Should you worry if you have been drinking alcohol while pregnant?
“I have just found out I am 11 weeks and 3 days pregnant, I thought I was 8 weeks. I am extremely worried as I was drinking heavily for the first 6 weeks without knowing I was pregnant, I don’t know what to do.”
Drinking alcohol whilst pregnant? Advice from an expert…
Obstetrician Roger Marwood MSc FRCOG says:
As you can imagine this is a fairly common situation , so you are not alone. Perhaps one in ten women have a delay in finding out that they are pregnant. Moreover, they also often find out that they are more pregnant than they realised. Also, alcohol consumption in pregnancy is much more prevalent than is actually reported.
The most likely outcome is that you will have a healthy, normal baby, in spite of your current anxieties.

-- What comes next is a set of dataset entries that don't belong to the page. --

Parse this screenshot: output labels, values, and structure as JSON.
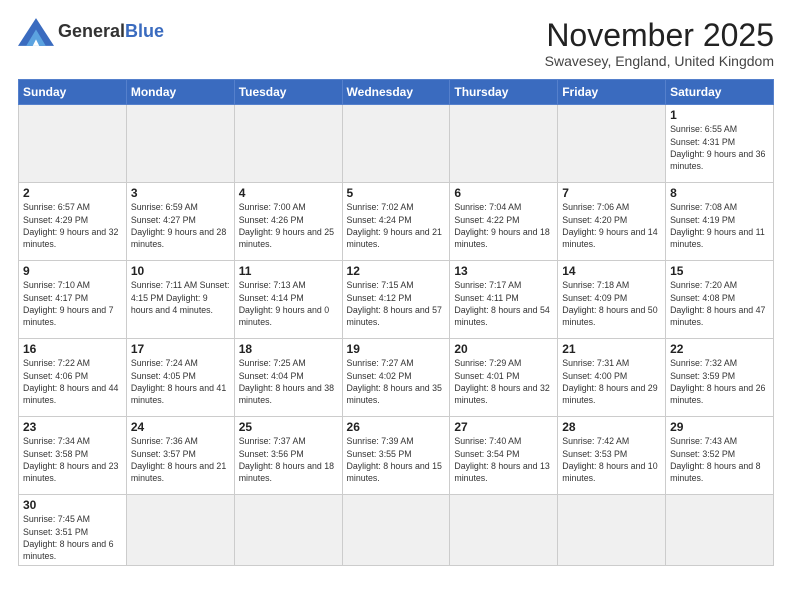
{
  "header": {
    "logo_general": "General",
    "logo_blue": "Blue",
    "month_title": "November 2025",
    "location": "Swavesey, England, United Kingdom"
  },
  "days_of_week": [
    "Sunday",
    "Monday",
    "Tuesday",
    "Wednesday",
    "Thursday",
    "Friday",
    "Saturday"
  ],
  "weeks": [
    [
      {
        "day": "",
        "empty": true
      },
      {
        "day": "",
        "empty": true
      },
      {
        "day": "",
        "empty": true
      },
      {
        "day": "",
        "empty": true
      },
      {
        "day": "",
        "empty": true
      },
      {
        "day": "",
        "empty": true
      },
      {
        "day": "1",
        "info": "Sunrise: 6:55 AM\nSunset: 4:31 PM\nDaylight: 9 hours\nand 36 minutes."
      }
    ],
    [
      {
        "day": "2",
        "info": "Sunrise: 6:57 AM\nSunset: 4:29 PM\nDaylight: 9 hours\nand 32 minutes."
      },
      {
        "day": "3",
        "info": "Sunrise: 6:59 AM\nSunset: 4:27 PM\nDaylight: 9 hours\nand 28 minutes."
      },
      {
        "day": "4",
        "info": "Sunrise: 7:00 AM\nSunset: 4:26 PM\nDaylight: 9 hours\nand 25 minutes."
      },
      {
        "day": "5",
        "info": "Sunrise: 7:02 AM\nSunset: 4:24 PM\nDaylight: 9 hours\nand 21 minutes."
      },
      {
        "day": "6",
        "info": "Sunrise: 7:04 AM\nSunset: 4:22 PM\nDaylight: 9 hours\nand 18 minutes."
      },
      {
        "day": "7",
        "info": "Sunrise: 7:06 AM\nSunset: 4:20 PM\nDaylight: 9 hours\nand 14 minutes."
      },
      {
        "day": "8",
        "info": "Sunrise: 7:08 AM\nSunset: 4:19 PM\nDaylight: 9 hours\nand 11 minutes."
      }
    ],
    [
      {
        "day": "9",
        "info": "Sunrise: 7:10 AM\nSunset: 4:17 PM\nDaylight: 9 hours\nand 7 minutes."
      },
      {
        "day": "10",
        "info": "Sunrise: 7:11 AM\nSunset: 4:15 PM\nDaylight: 9 hours\nand 4 minutes."
      },
      {
        "day": "11",
        "info": "Sunrise: 7:13 AM\nSunset: 4:14 PM\nDaylight: 9 hours\nand 0 minutes."
      },
      {
        "day": "12",
        "info": "Sunrise: 7:15 AM\nSunset: 4:12 PM\nDaylight: 8 hours\nand 57 minutes."
      },
      {
        "day": "13",
        "info": "Sunrise: 7:17 AM\nSunset: 4:11 PM\nDaylight: 8 hours\nand 54 minutes."
      },
      {
        "day": "14",
        "info": "Sunrise: 7:18 AM\nSunset: 4:09 PM\nDaylight: 8 hours\nand 50 minutes."
      },
      {
        "day": "15",
        "info": "Sunrise: 7:20 AM\nSunset: 4:08 PM\nDaylight: 8 hours\nand 47 minutes."
      }
    ],
    [
      {
        "day": "16",
        "info": "Sunrise: 7:22 AM\nSunset: 4:06 PM\nDaylight: 8 hours\nand 44 minutes."
      },
      {
        "day": "17",
        "info": "Sunrise: 7:24 AM\nSunset: 4:05 PM\nDaylight: 8 hours\nand 41 minutes."
      },
      {
        "day": "18",
        "info": "Sunrise: 7:25 AM\nSunset: 4:04 PM\nDaylight: 8 hours\nand 38 minutes."
      },
      {
        "day": "19",
        "info": "Sunrise: 7:27 AM\nSunset: 4:02 PM\nDaylight: 8 hours\nand 35 minutes."
      },
      {
        "day": "20",
        "info": "Sunrise: 7:29 AM\nSunset: 4:01 PM\nDaylight: 8 hours\nand 32 minutes."
      },
      {
        "day": "21",
        "info": "Sunrise: 7:31 AM\nSunset: 4:00 PM\nDaylight: 8 hours\nand 29 minutes."
      },
      {
        "day": "22",
        "info": "Sunrise: 7:32 AM\nSunset: 3:59 PM\nDaylight: 8 hours\nand 26 minutes."
      }
    ],
    [
      {
        "day": "23",
        "info": "Sunrise: 7:34 AM\nSunset: 3:58 PM\nDaylight: 8 hours\nand 23 minutes."
      },
      {
        "day": "24",
        "info": "Sunrise: 7:36 AM\nSunset: 3:57 PM\nDaylight: 8 hours\nand 21 minutes."
      },
      {
        "day": "25",
        "info": "Sunrise: 7:37 AM\nSunset: 3:56 PM\nDaylight: 8 hours\nand 18 minutes."
      },
      {
        "day": "26",
        "info": "Sunrise: 7:39 AM\nSunset: 3:55 PM\nDaylight: 8 hours\nand 15 minutes."
      },
      {
        "day": "27",
        "info": "Sunrise: 7:40 AM\nSunset: 3:54 PM\nDaylight: 8 hours\nand 13 minutes."
      },
      {
        "day": "28",
        "info": "Sunrise: 7:42 AM\nSunset: 3:53 PM\nDaylight: 8 hours\nand 10 minutes."
      },
      {
        "day": "29",
        "info": "Sunrise: 7:43 AM\nSunset: 3:52 PM\nDaylight: 8 hours\nand 8 minutes."
      }
    ],
    [
      {
        "day": "30",
        "info": "Sunrise: 7:45 AM\nSunset: 3:51 PM\nDaylight: 8 hours\nand 6 minutes.",
        "last": true
      },
      {
        "day": "",
        "empty": true,
        "last": true
      },
      {
        "day": "",
        "empty": true,
        "last": true
      },
      {
        "day": "",
        "empty": true,
        "last": true
      },
      {
        "day": "",
        "empty": true,
        "last": true
      },
      {
        "day": "",
        "empty": true,
        "last": true
      },
      {
        "day": "",
        "empty": true,
        "last": true
      }
    ]
  ]
}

Long term, moderate or heavy drinking is associated with Fetal Alcohol Syndrome. I am sure you have already Googled and frightened yourself! It is usually associated with a variety of nutritional, dietary , social and behavioural problems. It is not normally associated with the odd binge session in early pregnancy.
Drinking alcohol whilst pregnant: are there any risks from drinking in the first trimester?
There are some theoretical extra risks from drinking in the first trimester. The most significant being a possible increased chance of miscarriage , which you seem to have avoided. Opinion is divided as to whether there may be a slight increased chance of facial cleft problems (eg. cleft palate). However, these differences may be explained by differences in diet as already mentioned. A routine 20 week scan should be able to reassure you appropriately.
All the authorities (RCOG, NHS, NICE etc ) now recommend that pregnant women should avoid alcohol. This blunt statement is a relatively recent change in advice, based on the lack of evidence regarding what is the actual safe upper limit of alcohol consumption in pregnancy. However, there is no evidence, for instance, that small amounts of alcohol, even when taken regularly, have any bad effects on your baby. The problem is defining “small amounts of alcohol” – this definition differs from person to person.
You need standard antenatal care. Talk to your midwife and or doctor about your concerns. The 20 week scan is amazing and is likely to give you extra confidence.
Finally, I have looked after so many women in exactly your situation, and I can not remember one bad outcome in this sort of scenario.
I hope this is helpful.
If you have more questions, do join our Online Antenatal Classes which are just £29 and will give you all the reassurance you need.